It's 11 PM, and once again I'm stargazing on the hill of three oaks. There is no trace of human activity here--only the full moon for light, the soft sound of snow crunching beneath my boots, and winds slipping fiercely past my coat. An hour at these temperatures concentrates the mind; one's world contracts to the blazing, tingling flame igniting in one's fingers and toes from the cold, the taste of blood flowing from frozen, cracked lips, and the howling of the wind against one's face, slowly numbing into a frostbitten simacrulum of one's former physiognomy.

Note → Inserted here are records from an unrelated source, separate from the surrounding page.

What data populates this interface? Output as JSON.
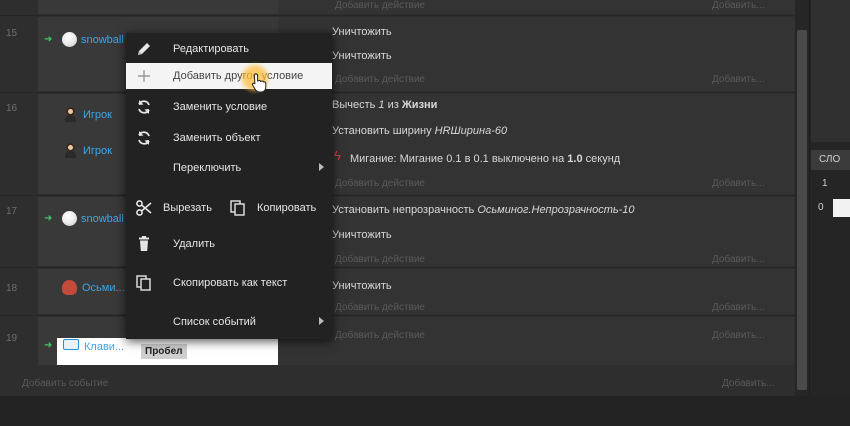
{
  "rows": [
    {
      "num": "15",
      "object": "snowball"
    },
    {
      "num": "16",
      "object": "Игрок",
      "object2": "Игрок"
    },
    {
      "num": "17",
      "object": "snowball"
    },
    {
      "num": "18",
      "object": "Осьми..."
    },
    {
      "num": "19",
      "object": "Клави...",
      "condition_value": "Пробел"
    }
  ],
  "actions": {
    "row15_a": "Уничтожить",
    "row15_b": "Уничтожить",
    "row16_a_pre": "Вычесть ",
    "row16_a_num": "1",
    "row16_a_mid": " из ",
    "row16_a_bold": "Жизни",
    "row16_b_pre": "Установить ширину ",
    "row16_b_val": "HRШирина-60",
    "row16_c_pre": "Мигание: Мигание 0.1 в 0.1 выключено на ",
    "row16_c_bold": "1.0",
    "row16_c_post": " секунд",
    "row17_a_pre": "Установить непрозрачность ",
    "row17_a_val": "Осьминог.Непрозрачность-10",
    "row17_b": "Уничтожить",
    "row18_a": "Уничтожить"
  },
  "add_action_label": "Добавить действие",
  "add_action_right_label": "Добавить...",
  "add_event_label": "Добавить событие",
  "context_menu": {
    "edit": "Редактировать",
    "add_condition": "Добавить другое условие",
    "replace_condition": "Заменить условие",
    "replace_object": "Заменить объект",
    "toggle": "Переключить",
    "cut": "Вырезать",
    "copy": "Копировать",
    "delete": "Удалить",
    "copy_as_text": "Скопировать как текст",
    "event_list": "Список событий"
  },
  "vars_panel": {
    "header": "СЛО",
    "row1": "1",
    "row0": "0"
  },
  "colors": {
    "object_link": "#3fa6e6",
    "arrow": "#3ec46d",
    "highlight": "#f4f4f4",
    "cursor_glow": "#ffbe3c"
  },
  "icons": {
    "edit": "pencil-icon",
    "add": "plus-icon",
    "replace": "refresh-icon",
    "cut": "scissors-icon",
    "copy": "copy-icon",
    "delete": "trash-icon",
    "copy_text": "copy-icon"
  }
}
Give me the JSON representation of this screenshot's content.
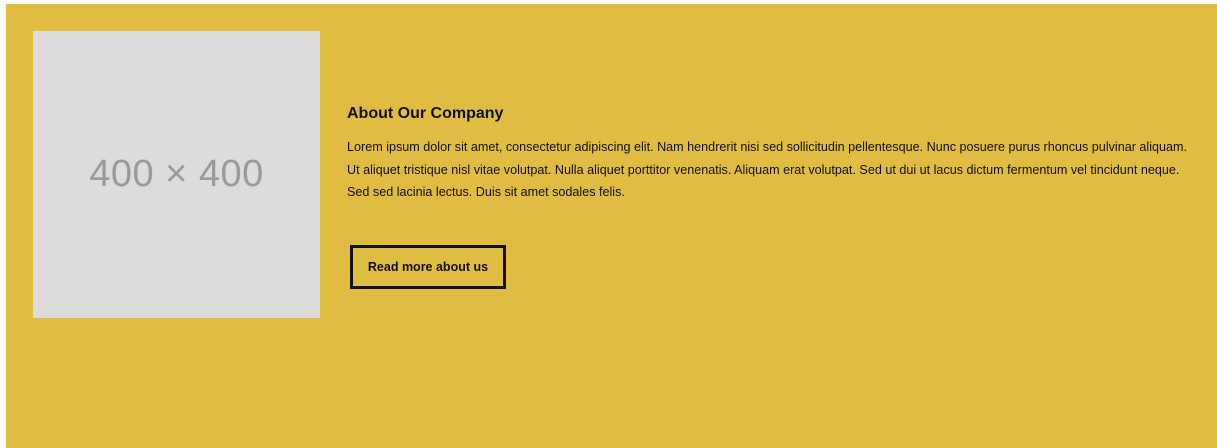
{
  "about": {
    "image_placeholder": "400 × 400",
    "heading": "About Our Company",
    "body": "Lorem ipsum dolor sit amet, consectetur adipiscing elit. Nam hendrerit nisi sed sollicitudin pellentesque. Nunc posuere purus rhoncus pulvinar aliquam. Ut aliquet tristique nisl vitae volutpat. Nulla aliquet porttitor venenatis. Aliquam erat volutpat. Sed ut dui ut lacus dictum fermentum vel tincidunt neque. Sed sed lacinia lectus. Duis sit amet sodales felis.",
    "button_label": "Read more about us"
  },
  "colors": {
    "section_background": "#e0bd42",
    "placeholder_background": "#dcdcdc",
    "placeholder_text": "#9a9a9a",
    "text": "#111111"
  }
}
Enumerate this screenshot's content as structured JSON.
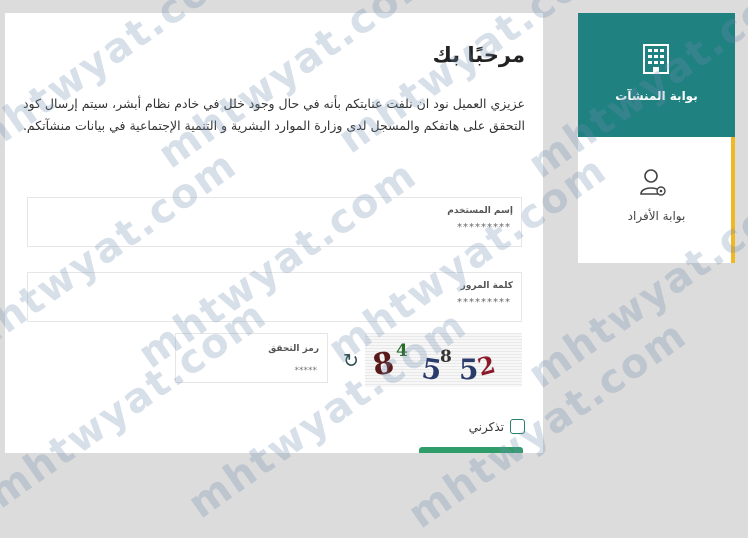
{
  "panel": {
    "title": "مرحبًا بك",
    "intro": "عزيزي العميل نود ان نلفت عنايتكم بأنه في حال وجود خلل في خادم نظام أبشر، سيتم إرسال كود التحقق على هاتفكم والمسجل لدى وزارة الموارد البشرية و التنمية الإجتماعية في بيانات منشآتكم."
  },
  "form": {
    "username": {
      "label": "إسم المستخدم",
      "value": "*********"
    },
    "password": {
      "label": "كلمة المرور",
      "value": "*********"
    },
    "captcha": {
      "label": "رمز التحقق",
      "value": "*****",
      "image_text": [
        "8",
        "4",
        "5",
        "8",
        "5",
        "2"
      ]
    },
    "remember_label": "تذكرني"
  },
  "sidebar": {
    "establishments_label": "بوابة المنشآت",
    "individuals_label": "بوابة الأفراد"
  },
  "watermark": {
    "text": "mhtwyat.com"
  },
  "colors": {
    "primary_teal": "#1f8280",
    "accent_yellow": "#f0b823",
    "button_green": "#2e9d6a"
  },
  "icons": [
    "building-icon",
    "user-settings-icon",
    "refresh-icon",
    "checkbox-icon"
  ]
}
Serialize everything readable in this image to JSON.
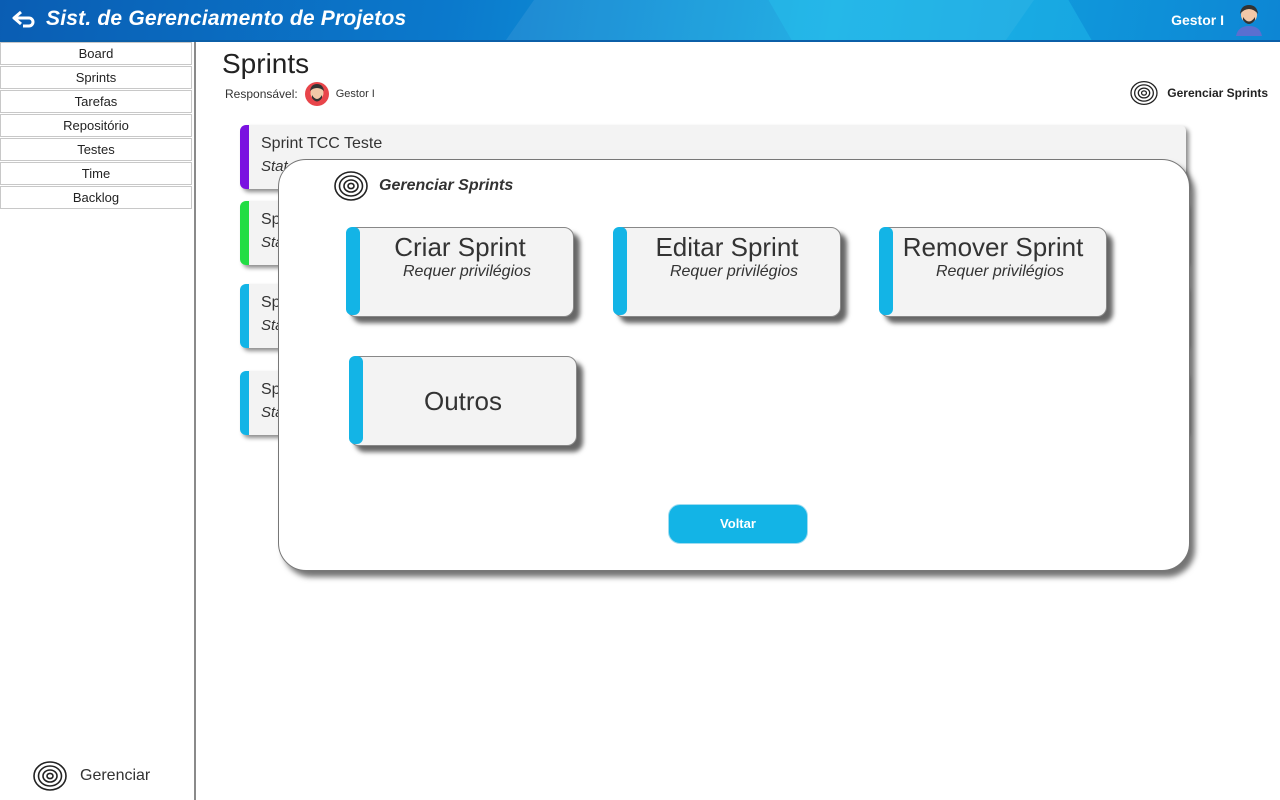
{
  "header": {
    "title": "Sist. de Gerenciamento de Projetos",
    "user_name": "Gestor I",
    "colors": {
      "bar": "#0b79cc",
      "accent": "#13b4e6"
    }
  },
  "sidebar": {
    "items": [
      {
        "label": "Board"
      },
      {
        "label": "Sprints"
      },
      {
        "label": "Tarefas"
      },
      {
        "label": "Repositório"
      },
      {
        "label": "Testes"
      },
      {
        "label": "Time"
      },
      {
        "label": "Backlog"
      }
    ],
    "manage_label": "Gerenciar"
  },
  "page": {
    "title": "Sprints",
    "responsible_label": "Responsável:",
    "responsible_name": "Gestor I",
    "manage_link": "Gerenciar Sprints"
  },
  "sprints": [
    {
      "name": "Sprint TCC Teste",
      "status": "Stat",
      "color": "#7a12e0"
    },
    {
      "name": "Sp",
      "status": "Sta",
      "color": "#22dd44"
    },
    {
      "name": "Sp",
      "status": "Sta",
      "color": "#13b4e6"
    },
    {
      "name": "Sp",
      "status": "Sta",
      "color": "#13b4e6"
    }
  ],
  "modal": {
    "title": "Gerenciar Sprints",
    "options": [
      {
        "label": "Criar Sprint",
        "sub": "Requer privilégios"
      },
      {
        "label": "Editar Sprint",
        "sub": "Requer privilégios"
      },
      {
        "label": "Remover Sprint",
        "sub": "Requer privilégios"
      },
      {
        "label": "Outros"
      }
    ],
    "back_button": "Voltar"
  }
}
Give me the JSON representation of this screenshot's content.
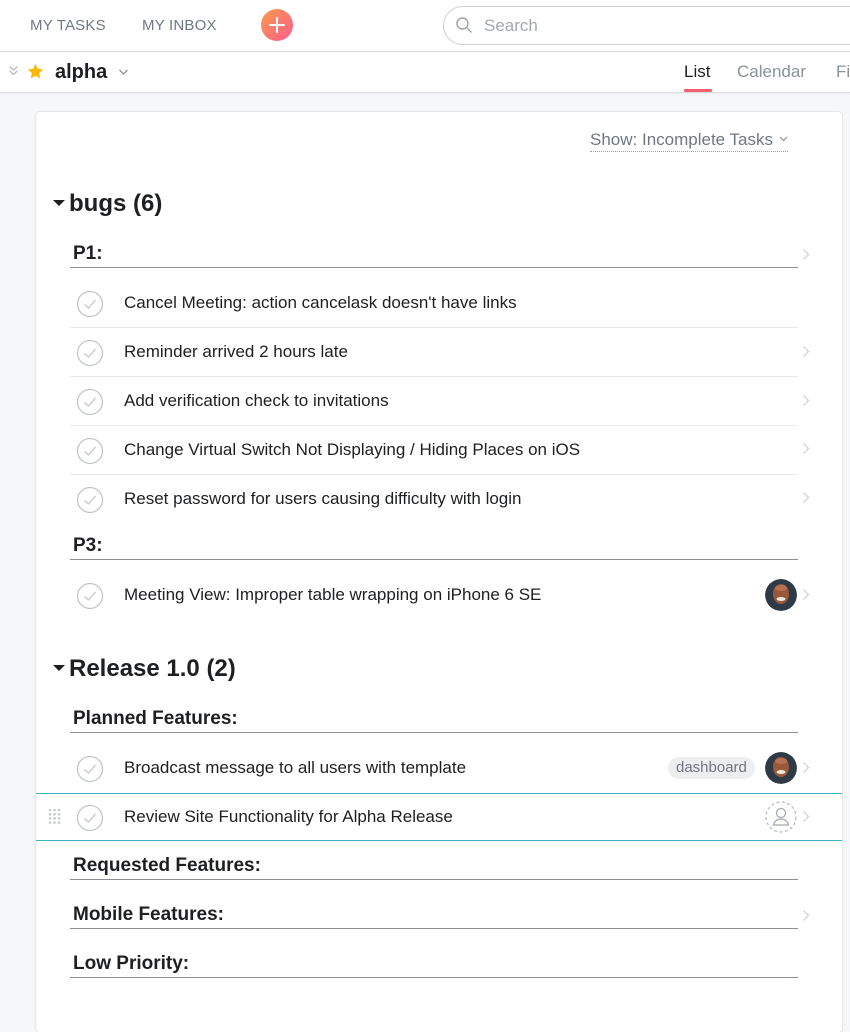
{
  "topbar": {
    "my_tasks": "MY TASKS",
    "my_inbox": "MY INBOX",
    "add_icon": "plus-circle-icon",
    "search_placeholder": "Search",
    "search_value": "",
    "colors": {
      "add_gradient_start": "#fc9a4a",
      "add_gradient_end": "#f95d8f"
    }
  },
  "project": {
    "name": "alpha",
    "starred": true,
    "star_color": "#f8b900",
    "tabs": [
      {
        "label": "List",
        "active": true
      },
      {
        "label": "Calendar",
        "active": false
      },
      {
        "label": "Fi",
        "active": false
      }
    ],
    "active_tab_color": "#f0616d"
  },
  "filter": {
    "label": "Show: Incomplete Tasks"
  },
  "sections": [
    {
      "title": "bugs (6)",
      "groups": [
        {
          "label": "P1:",
          "tasks": [
            {
              "name": "Cancel Meeting: action cancelask doesn't have links"
            },
            {
              "name": "Reminder arrived 2 hours late"
            },
            {
              "name": "Add verification check to invitations"
            },
            {
              "name": "Change Virtual Switch Not Displaying / Hiding Places on iOS"
            },
            {
              "name": "Reset password for users causing difficulty with login"
            }
          ]
        },
        {
          "label": "P3:",
          "tasks": [
            {
              "name": "Meeting View: Improper table wrapping on iPhone 6 SE",
              "assignee": "avatar-photo"
            }
          ]
        }
      ]
    },
    {
      "title": "Release 1.0 (2)",
      "groups": [
        {
          "label": "Planned Features:",
          "tasks": [
            {
              "name": "Broadcast message to all users with template",
              "tag": "dashboard",
              "assignee": "avatar-photo"
            },
            {
              "name": "Review Site Functionality for Alpha Release",
              "assignee": "unassigned",
              "selected": true
            }
          ]
        },
        {
          "label": "Requested Features:",
          "tasks": []
        },
        {
          "label": "Mobile Features:",
          "tasks": []
        },
        {
          "label": "Low Priority:",
          "tasks": []
        }
      ]
    }
  ],
  "selection_color": "#3fb5c4"
}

At the same time, there's nothing else like looking into this white expanse, tinged blue by the cold light of the moon and stars; to wonder at the majesty of the trees which stand here year after year, etched in black against the sky; to look up, and fall softly to the ground at the sight of ten million brilliant and specific stars.
I lay here, and wait to become a part of the landscape.